Price For Max Palevsky's House Drops, Items From His Estate Go On Sale
Last July we chronicled the listing of late Intel founder Max Palevsky's home on Sea Lane in Malibu. Back then that house was listed at $55 million but it now carries a price of $45 million. Last July we mentioned that the home was designed by architect Joe Weiser in 1975 and renovated by Italian designer Ettore Sottsass in 1984. Most of the time when a luxury home goes up for auction we don't always know where the furnishings go but in this case we know where some of the ended up and I got to see some of them hands on recently at Los Angeles Modern Auctions where they will be part of a sale of Modern Art and Design on March 6.
Peter Loughrey, Director of LAMA, gave a preview of items that will be part of the upcoming sale. The pieces from the estate of Max Palevsky are all being sold without reserve and include a number of Ettore Sottsass custom designs. Shown above is one the the massive Ettore Sottsass bedframes custom designed for Max Palevsky's Malibu home. This master bedroom frame dates back to 1984 and is composed of partially gilt burled wood. It carries an estimate of $3,000 to $5,000. The sale is a treasure trove of Ettore Sottsass designs from vases to custom sofas and more. Sottsass was a prolific Italian architect and designer who created furniture, jewlery, glass, lighting and more. Items from the Palevsky estate also include Arts and Crafts and Stickley furniture.
The sale also features over 40 lots from the James Byrnes collection. Byrnes was the first curator of Modern Art at LACMA and a major figure in the art and art appraisal industries. Lots from his collection include a unique drawing by Alexander Calder, a Harry Bertoia brooch, a Roberto Matta drawing, an Elaine de Kooning painting from 1949, and dozens of works this collector has acquired over a span of nearly 70 years.
A couple of "tonal sculptures" by Harry Bertoia are part of this sale. When touched these sculptures made of swaying rods create a resonant sound. Bertoia eventually recorded 11 albums of the haunting sounds of sculpture known as Sonambient during his lifetime. The one shown here is one that was executed circa 1965 and is sold with a packing crate made by Harry Bertoia. It is estimated at $40,000 to $60,000 and a second piece is estimated at $30,000 to $50,000.
A Sam Maloof rocking chair which was executed 1986-89 is made of walnut and white oak with ebony and is signed and sold with the original receipt and a signed copy of his auto biography Sam Maloof Woodworker. Maloof was a furniture designer and woodworker once called "The Hemingway of Hardwood" by People magazine. He also became the first craftsman to receive a MacArthur fellowship. This chair is estimated at $20,000 to $30,000.

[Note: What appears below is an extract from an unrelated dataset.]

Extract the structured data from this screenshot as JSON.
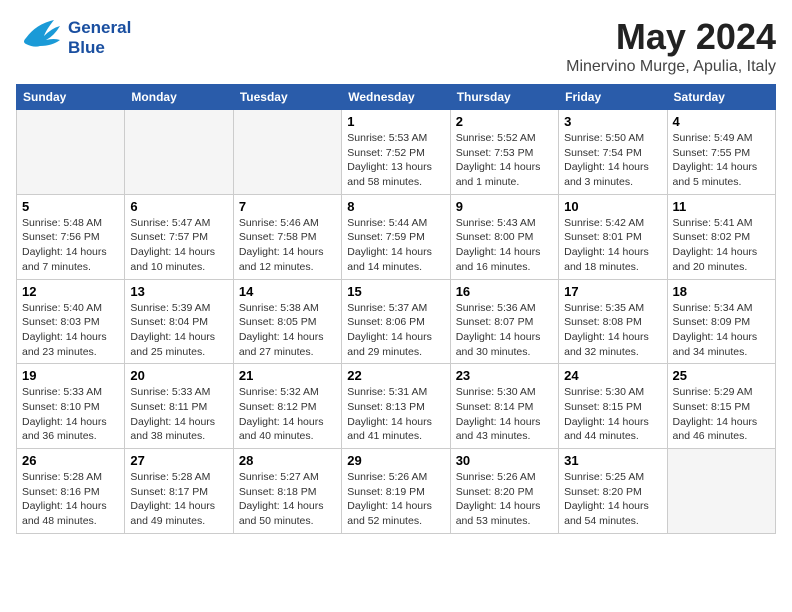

Los Angeles Modern Auctions specializes in rarer Eames pieces. Although the business sells examples of the ubiquitous Eames chair with ottoman (including once, one upholstered in pink leather and belonging to a Mary Kay cosmetics saleswoman), they focus on more unusual pieces. This one is a Charles & Ray Eames storage unit Herman Miller, designed 1950. Although it looks relatively simple it's actually composed of hundreds of tiny pieces which scuttled plans for Herman Miller to ship it out as an assembly required piece. Instead it was shipped mostly as a whole unit and pieces were often damaged. Although it's a substantial piece, it sits on comparatively delicate legs. It is estimated at $15,000 to $20,000. An Eames desk is also part of the sale and is listed at $7,000 to $9,000 and would make a lovely companion piece for this one if someone was looking to create a mid-century modern style office.
The sale includes plenty of modern art including Donald Sultan's Mimosa screenprint
estimated at $3,500 - $5,500 shown in the center above. The one that's got me interested however, is the small eyeglasses piece on the lower left, it's a Wayne Thiebaud etching estimated at $7,000 to $9,000.